Of course, it doesn’t have to be this way. In the perfect world, enough resources should be poured into bilingual special programs that they will, in actuality, give Hispanic children an equal chance with the English speaking children. In the perfect world, there should be bilingual education to make up for the disadvantages that are completely beyond the child’s control. Unfortunately, this world is far from perfect, and separate is inherently unequal. Bilingual education is going to help some children and disadvantage others. It now becomes a matter of pragmatics as to which technique will work better. It is clear that history and educators are on different sides of this debate. American history tells of immigrants coming to the melting pot and their children finding a way to assimilate by submersion in English. A majority of teachers, who work with the children on a daily basis, believe the children are better taught their way, with bilingual programs. Parents think their children are best taught by submersion. I think it may be different for different children.

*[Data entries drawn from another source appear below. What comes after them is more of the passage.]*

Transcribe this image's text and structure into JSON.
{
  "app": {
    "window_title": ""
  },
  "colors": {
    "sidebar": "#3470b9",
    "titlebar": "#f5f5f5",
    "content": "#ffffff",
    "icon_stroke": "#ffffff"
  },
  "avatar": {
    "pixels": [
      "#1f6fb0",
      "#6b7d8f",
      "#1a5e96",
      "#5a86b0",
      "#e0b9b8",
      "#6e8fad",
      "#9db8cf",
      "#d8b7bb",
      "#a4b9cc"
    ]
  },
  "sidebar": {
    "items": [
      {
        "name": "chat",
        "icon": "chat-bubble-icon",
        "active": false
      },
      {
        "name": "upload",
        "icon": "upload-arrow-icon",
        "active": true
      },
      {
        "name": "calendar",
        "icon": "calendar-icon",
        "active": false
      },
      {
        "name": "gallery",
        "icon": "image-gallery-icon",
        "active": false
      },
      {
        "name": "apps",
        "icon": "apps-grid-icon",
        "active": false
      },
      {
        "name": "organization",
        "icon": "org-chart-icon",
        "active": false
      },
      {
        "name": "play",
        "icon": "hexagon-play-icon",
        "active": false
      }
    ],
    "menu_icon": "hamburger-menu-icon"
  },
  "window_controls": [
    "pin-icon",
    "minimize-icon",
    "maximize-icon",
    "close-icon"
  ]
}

Before I close I would like to put one last wrinkle in the debate. It should be noted that Proposition 227 allows for some children to use a limited bilingual program with parental permission and some requirements. These requirements are obviously designed to make it so that not all Hispanic parents are able to put their children in the program. However, given that 75 percent of them don’t like it anyway, I don’t think that’s going to be a problem.